*** Begin section ***
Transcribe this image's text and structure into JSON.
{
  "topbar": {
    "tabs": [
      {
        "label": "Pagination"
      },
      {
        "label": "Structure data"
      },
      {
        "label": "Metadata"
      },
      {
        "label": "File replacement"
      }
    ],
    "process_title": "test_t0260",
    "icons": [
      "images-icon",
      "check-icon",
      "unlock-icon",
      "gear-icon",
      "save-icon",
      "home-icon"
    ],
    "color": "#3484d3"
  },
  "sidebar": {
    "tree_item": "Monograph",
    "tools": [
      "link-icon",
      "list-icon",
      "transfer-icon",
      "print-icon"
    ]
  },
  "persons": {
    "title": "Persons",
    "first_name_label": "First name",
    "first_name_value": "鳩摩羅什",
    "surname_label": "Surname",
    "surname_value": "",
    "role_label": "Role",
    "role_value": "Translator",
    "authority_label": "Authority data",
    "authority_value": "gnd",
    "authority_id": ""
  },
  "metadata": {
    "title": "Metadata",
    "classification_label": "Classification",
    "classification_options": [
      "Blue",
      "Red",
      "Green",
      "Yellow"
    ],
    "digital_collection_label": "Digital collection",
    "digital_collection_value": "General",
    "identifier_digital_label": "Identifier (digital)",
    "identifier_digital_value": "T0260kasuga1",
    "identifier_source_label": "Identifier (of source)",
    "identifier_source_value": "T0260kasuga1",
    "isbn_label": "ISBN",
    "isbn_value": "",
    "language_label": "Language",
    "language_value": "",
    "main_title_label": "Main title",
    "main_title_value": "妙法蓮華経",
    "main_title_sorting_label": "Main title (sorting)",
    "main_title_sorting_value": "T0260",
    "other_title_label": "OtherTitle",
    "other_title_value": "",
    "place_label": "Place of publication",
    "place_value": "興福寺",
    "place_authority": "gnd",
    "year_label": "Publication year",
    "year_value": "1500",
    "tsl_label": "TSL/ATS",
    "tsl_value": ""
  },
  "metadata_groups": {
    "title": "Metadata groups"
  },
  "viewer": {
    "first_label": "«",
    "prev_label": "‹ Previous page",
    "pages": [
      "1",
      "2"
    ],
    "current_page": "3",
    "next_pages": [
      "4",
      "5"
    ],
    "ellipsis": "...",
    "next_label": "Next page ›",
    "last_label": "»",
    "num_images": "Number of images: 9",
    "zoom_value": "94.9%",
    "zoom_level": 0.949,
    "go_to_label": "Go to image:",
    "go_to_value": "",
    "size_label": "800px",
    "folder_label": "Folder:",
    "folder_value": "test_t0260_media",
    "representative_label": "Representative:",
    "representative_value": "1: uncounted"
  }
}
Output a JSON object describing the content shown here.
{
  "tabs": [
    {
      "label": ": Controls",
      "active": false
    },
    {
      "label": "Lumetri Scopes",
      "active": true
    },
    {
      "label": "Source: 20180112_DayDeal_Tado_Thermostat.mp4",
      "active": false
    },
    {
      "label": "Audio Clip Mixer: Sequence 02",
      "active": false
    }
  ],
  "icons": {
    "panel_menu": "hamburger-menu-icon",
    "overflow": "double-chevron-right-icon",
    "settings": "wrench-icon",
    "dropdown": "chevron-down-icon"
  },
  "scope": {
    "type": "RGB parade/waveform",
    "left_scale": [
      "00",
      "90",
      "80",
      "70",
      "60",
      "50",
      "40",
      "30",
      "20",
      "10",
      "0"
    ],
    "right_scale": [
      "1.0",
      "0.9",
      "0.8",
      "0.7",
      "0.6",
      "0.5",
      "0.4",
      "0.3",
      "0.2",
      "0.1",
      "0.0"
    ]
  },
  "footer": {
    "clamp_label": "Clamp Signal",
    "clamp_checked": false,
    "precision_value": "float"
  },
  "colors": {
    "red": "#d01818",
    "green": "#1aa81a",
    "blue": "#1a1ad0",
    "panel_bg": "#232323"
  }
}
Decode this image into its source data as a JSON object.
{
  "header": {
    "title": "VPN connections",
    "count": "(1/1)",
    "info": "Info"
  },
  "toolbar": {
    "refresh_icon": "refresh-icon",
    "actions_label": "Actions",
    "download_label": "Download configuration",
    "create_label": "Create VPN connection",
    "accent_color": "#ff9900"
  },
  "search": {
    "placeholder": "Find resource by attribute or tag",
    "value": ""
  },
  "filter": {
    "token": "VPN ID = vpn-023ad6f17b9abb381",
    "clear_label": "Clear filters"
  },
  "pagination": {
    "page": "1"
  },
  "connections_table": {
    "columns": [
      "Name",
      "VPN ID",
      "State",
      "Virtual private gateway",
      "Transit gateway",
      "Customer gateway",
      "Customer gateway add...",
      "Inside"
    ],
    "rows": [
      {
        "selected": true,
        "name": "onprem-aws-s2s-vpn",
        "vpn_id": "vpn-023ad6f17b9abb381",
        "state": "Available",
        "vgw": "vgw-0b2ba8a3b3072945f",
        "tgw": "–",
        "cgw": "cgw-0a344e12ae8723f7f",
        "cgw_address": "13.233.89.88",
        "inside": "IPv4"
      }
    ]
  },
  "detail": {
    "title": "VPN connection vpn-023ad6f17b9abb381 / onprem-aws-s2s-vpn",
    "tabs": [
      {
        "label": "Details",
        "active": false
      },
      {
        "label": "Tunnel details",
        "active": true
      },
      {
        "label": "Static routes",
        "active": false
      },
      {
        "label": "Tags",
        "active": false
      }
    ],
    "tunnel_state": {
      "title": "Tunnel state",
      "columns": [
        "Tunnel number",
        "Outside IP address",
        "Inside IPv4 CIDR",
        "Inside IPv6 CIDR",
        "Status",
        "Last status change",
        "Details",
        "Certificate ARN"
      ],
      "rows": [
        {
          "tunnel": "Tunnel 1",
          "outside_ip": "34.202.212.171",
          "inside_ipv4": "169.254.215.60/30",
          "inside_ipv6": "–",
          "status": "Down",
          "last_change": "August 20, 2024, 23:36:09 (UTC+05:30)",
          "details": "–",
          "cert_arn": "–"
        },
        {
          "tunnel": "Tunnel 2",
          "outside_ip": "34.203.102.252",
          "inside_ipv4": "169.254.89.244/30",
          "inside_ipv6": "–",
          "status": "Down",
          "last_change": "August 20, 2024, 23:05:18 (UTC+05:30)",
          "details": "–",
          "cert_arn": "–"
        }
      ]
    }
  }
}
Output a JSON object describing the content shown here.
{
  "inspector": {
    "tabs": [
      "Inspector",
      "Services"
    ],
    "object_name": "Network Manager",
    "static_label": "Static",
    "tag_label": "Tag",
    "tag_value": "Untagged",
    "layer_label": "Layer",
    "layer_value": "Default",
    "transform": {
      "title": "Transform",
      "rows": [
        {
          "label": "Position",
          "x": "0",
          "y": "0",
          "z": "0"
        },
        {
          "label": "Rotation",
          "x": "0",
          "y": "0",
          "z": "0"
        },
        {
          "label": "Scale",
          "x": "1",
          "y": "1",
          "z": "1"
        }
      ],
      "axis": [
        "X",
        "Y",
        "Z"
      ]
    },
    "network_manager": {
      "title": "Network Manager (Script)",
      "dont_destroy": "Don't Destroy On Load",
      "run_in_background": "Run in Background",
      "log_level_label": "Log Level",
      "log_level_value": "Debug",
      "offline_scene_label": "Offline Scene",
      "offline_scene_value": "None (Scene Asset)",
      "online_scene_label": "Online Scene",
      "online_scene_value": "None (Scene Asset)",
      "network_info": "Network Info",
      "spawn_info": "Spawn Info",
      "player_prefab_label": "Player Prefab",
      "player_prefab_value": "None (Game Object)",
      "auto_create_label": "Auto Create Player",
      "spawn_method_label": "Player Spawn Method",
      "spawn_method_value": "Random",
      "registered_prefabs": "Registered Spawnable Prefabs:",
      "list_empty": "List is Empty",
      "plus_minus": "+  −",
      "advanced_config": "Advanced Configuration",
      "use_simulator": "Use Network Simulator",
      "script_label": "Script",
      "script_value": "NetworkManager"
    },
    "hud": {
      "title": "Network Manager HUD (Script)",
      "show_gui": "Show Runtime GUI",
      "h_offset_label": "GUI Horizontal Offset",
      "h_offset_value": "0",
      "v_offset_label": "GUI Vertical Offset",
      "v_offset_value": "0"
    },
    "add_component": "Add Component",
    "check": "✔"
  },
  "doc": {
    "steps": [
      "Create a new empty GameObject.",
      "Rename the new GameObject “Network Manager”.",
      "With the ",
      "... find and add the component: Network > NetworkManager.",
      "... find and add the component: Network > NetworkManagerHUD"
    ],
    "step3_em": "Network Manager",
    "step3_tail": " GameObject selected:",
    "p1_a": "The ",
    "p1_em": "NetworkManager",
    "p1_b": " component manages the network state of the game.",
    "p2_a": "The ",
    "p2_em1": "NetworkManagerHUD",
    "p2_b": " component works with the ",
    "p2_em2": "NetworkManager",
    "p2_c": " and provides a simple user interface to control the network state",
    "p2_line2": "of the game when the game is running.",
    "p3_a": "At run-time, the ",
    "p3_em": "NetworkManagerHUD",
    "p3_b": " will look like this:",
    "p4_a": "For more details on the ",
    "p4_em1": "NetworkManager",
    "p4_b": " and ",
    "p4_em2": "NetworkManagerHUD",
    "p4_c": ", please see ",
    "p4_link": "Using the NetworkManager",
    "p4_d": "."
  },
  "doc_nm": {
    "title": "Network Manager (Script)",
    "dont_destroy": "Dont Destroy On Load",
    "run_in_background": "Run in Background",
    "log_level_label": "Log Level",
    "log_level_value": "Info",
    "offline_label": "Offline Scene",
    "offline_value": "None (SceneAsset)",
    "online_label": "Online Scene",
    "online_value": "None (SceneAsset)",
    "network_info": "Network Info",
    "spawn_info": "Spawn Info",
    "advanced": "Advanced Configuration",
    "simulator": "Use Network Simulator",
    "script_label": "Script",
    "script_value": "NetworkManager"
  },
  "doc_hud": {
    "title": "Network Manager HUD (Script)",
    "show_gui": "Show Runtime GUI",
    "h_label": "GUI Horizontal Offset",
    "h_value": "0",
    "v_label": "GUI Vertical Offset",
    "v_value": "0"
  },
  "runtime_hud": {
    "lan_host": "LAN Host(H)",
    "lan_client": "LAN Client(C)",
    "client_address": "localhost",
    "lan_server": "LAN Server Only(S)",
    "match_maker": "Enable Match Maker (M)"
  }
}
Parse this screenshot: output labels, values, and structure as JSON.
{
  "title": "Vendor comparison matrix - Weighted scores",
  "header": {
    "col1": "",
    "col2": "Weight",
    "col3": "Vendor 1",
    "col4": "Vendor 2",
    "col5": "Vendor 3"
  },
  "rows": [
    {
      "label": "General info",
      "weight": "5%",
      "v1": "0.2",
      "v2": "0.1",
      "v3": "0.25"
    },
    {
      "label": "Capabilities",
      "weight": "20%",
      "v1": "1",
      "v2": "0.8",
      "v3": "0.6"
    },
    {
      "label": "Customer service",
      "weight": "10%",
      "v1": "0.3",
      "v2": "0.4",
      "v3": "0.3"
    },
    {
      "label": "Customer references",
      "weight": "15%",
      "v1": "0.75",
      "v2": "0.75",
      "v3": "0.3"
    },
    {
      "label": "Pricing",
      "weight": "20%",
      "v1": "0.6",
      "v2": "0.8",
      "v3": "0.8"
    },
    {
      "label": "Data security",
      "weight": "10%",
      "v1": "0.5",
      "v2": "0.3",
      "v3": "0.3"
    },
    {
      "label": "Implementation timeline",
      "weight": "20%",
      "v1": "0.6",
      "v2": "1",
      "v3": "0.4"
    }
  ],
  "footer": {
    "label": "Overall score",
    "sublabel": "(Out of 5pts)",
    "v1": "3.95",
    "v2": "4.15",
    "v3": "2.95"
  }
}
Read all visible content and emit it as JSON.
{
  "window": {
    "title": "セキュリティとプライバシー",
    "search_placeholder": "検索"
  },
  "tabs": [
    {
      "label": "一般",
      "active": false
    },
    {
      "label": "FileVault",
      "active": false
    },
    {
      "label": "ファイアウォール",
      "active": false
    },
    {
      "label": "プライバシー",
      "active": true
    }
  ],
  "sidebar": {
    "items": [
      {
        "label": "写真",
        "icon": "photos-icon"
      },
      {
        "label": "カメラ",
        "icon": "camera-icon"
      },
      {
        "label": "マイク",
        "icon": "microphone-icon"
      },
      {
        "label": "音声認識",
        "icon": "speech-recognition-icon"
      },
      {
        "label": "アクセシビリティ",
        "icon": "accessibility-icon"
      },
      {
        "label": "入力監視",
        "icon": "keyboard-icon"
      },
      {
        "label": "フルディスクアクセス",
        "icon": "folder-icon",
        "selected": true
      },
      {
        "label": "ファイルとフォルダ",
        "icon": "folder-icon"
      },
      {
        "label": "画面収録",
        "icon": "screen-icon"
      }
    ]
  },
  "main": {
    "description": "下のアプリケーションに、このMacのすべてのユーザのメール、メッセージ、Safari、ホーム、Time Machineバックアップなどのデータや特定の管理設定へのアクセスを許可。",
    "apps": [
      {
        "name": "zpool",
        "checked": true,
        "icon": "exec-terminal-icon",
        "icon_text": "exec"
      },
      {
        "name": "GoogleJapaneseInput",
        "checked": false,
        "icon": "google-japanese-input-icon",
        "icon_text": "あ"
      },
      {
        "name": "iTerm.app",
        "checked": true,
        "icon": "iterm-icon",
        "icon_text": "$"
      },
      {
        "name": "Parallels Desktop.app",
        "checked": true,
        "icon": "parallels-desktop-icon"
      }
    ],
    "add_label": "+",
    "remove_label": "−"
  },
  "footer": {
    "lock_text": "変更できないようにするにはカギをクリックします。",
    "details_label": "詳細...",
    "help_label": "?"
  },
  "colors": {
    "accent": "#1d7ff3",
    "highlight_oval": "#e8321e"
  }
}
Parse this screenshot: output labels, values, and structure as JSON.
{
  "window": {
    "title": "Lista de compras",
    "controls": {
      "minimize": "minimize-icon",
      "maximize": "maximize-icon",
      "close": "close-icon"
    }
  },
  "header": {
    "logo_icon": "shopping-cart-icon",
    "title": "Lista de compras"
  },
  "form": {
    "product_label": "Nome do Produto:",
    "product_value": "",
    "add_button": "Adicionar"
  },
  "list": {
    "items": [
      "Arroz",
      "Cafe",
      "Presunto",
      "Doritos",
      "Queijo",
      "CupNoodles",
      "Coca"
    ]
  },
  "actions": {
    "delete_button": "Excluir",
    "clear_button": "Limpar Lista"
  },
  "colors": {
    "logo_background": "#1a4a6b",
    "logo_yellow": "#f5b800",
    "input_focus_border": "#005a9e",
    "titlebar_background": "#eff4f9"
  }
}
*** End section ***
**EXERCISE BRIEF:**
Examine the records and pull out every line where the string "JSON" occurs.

**YOUR SOLUTION:**
Transcribe this image's text and structure into JSON.
Output a JSON object describing the content shown here.
Decode this image into its source data as a JSON object.
Output a JSON object describing the content shown here.
Parse this screenshot: output labels, values, and structure as JSON.
Read all visible content and emit it as JSON.
Parse this screenshot: output labels, values, and structure as JSON.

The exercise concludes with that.